TYRONE TOWNSHIP, Mich. (WOOD) — The bunker-like area built by two teenagers in the Rogue River State Game Area has been filled in, the mother of one of the boys said.

Located about a mile hike into the state game area northeast of Kent City and about 50 yards off a narrow trail, the bunker was about 15 by 15 feet and almost 3 feet deep. There were about 70 sandbags stacked around the permitter and more in the corner when News 8 visited it on June 20.

“It is a mystery,” the man who discovered the area and contacted authorities told News 8 earlier this month. “It looks like it might be more of a militia, military-type of thing to me.”

After News 8 aired a report about the bunker, one of their moms called the Kent County Sheriff’s Office and said her 15-year-old son and his friend built it.

Kymberly Pashkowsky says the Department of Natural Resources knew about the boys’ handiwork.

“DNR stated they had been watching their progress for a year, figuring it was kids,” Pashkowsky told News 8 during a conversation over Facebook. “They never left a mess or trash.”

She said the DNR planned to chat with the teenagers if they came across them, but were “not too concerned.”

She said the boys, Hudson and Kouper, both love military history. They previously built a trench in a backyard when they were 8 years old.

Both are going into 10th grade.

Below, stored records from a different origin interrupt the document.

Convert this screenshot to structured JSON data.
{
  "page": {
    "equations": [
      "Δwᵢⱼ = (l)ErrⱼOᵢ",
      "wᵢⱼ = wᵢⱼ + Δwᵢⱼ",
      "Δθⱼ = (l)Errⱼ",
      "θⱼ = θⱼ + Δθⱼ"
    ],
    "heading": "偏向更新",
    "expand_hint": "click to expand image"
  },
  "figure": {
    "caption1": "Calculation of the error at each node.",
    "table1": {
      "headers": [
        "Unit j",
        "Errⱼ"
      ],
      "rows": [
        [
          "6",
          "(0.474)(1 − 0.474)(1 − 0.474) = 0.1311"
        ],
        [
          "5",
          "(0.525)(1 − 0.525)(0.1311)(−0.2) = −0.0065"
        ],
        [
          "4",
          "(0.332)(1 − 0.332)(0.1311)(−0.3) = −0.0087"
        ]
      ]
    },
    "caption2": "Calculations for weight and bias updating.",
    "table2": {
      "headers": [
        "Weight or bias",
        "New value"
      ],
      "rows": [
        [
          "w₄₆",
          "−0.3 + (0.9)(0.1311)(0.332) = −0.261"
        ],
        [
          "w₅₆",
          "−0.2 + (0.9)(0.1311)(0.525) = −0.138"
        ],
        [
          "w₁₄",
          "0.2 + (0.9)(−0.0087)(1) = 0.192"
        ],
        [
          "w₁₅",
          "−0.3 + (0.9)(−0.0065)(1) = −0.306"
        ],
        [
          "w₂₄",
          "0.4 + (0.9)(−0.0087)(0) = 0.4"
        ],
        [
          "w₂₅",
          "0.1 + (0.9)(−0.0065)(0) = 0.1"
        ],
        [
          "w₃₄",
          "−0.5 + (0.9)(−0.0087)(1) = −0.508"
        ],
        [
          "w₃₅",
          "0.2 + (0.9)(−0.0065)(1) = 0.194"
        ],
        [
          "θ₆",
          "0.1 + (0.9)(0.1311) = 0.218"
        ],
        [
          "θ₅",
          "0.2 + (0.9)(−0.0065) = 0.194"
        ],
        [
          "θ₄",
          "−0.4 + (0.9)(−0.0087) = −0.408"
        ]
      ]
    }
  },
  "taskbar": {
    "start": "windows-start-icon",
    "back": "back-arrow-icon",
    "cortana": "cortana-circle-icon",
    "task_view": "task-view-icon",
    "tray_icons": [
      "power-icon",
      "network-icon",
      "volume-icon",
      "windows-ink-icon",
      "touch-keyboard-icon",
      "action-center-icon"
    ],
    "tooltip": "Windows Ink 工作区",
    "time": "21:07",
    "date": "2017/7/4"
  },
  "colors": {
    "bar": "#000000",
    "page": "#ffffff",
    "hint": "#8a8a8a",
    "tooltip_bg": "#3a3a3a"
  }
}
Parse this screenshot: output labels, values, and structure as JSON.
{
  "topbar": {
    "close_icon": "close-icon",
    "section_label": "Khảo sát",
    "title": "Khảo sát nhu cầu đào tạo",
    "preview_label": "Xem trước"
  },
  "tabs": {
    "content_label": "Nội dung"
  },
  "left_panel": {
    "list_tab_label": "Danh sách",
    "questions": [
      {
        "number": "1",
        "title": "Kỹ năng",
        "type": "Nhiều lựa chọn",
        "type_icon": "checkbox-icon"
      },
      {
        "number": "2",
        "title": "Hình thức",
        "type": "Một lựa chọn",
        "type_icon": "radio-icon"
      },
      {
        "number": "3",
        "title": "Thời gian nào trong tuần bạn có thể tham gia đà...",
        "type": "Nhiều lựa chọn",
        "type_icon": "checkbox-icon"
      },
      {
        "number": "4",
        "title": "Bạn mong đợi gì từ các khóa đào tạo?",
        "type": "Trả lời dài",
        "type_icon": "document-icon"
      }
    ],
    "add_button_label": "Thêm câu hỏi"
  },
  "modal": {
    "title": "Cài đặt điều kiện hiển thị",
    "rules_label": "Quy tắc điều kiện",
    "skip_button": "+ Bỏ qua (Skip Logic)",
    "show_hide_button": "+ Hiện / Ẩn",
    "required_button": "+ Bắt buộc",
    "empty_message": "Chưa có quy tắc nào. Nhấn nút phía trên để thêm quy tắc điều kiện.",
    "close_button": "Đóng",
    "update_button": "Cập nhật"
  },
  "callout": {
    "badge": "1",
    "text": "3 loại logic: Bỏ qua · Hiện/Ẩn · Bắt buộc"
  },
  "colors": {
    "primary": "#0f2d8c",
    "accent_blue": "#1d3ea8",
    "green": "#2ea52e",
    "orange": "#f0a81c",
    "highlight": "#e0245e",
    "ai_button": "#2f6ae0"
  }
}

Kouper plans on going to a military university in order to become an officer, the mom said. Hudson possibly wants to go into construction.

Pashkowsky said they knew it was on state land, but because it was so far off the trail they didn’t think it would be a big deal and did not think they were doing anything wrong.

“They were bummed to fill it in, but (it’s) not safe to go out there now (with) the world knowing,” she said. 

No charges are expected, the DNR told News 8 on June 21.

The two teens who built a bunker-like area in the Rogue River State Game Area have filled it in, the mother of one of the boys said. (Courtesy Kymberly Pashkowsky)

Their next project will be rebuilding on private property. They were given job offers to build a retaining wall and to help someone move and unload a truck, which they accepted in order to buy more sandbags.

A retired Marine offered to let them build on his 76-acre farm, Pashkowsky said.

They’ll meet this week to talk about the rules for the boys building on his property.